*TASK GOAL:* Your response should consist of the data that follows, repeated in full without alteration.

[Opening RECORD EXTRACTS section]

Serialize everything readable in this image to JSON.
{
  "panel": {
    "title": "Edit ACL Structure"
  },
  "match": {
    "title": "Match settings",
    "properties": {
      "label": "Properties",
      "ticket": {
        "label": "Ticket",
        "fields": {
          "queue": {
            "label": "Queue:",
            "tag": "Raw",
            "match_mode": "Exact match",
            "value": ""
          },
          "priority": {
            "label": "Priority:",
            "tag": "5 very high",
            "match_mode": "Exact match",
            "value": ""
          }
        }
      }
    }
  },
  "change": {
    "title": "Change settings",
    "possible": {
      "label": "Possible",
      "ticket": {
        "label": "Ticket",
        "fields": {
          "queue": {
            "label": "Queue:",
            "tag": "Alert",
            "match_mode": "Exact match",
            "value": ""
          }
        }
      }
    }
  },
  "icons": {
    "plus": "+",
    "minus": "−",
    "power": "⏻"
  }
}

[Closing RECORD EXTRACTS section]

*OUTPUT OF THE TASK:*
Serialize everything readable in this image to JSON.
{
  "panel": {
    "title": "Edit ACL Structure"
  },
  "match": {
    "title": "Match settings",
    "properties": {
      "label": "Properties",
      "ticket": {
        "label": "Ticket",
        "fields": {
          "queue": {
            "label": "Queue:",
            "tag": "Raw",
            "match_mode": "Exact match",
            "value": ""
          },
          "priority": {
            "label": "Priority:",
            "tag": "5 very high",
            "match_mode": "Exact match",
            "value": ""
          }
        }
      }
    }
  },
  "change": {
    "title": "Change settings",
    "possible": {
      "label": "Possible",
      "ticket": {
        "label": "Ticket",
        "fields": {
          "queue": {
            "label": "Queue:",
            "tag": "Alert",
            "match_mode": "Exact match",
            "value": ""
          }
        }
      }
    }
  },
  "icons": {
    "plus": "+",
    "minus": "−",
    "power": "⏻"
  }
}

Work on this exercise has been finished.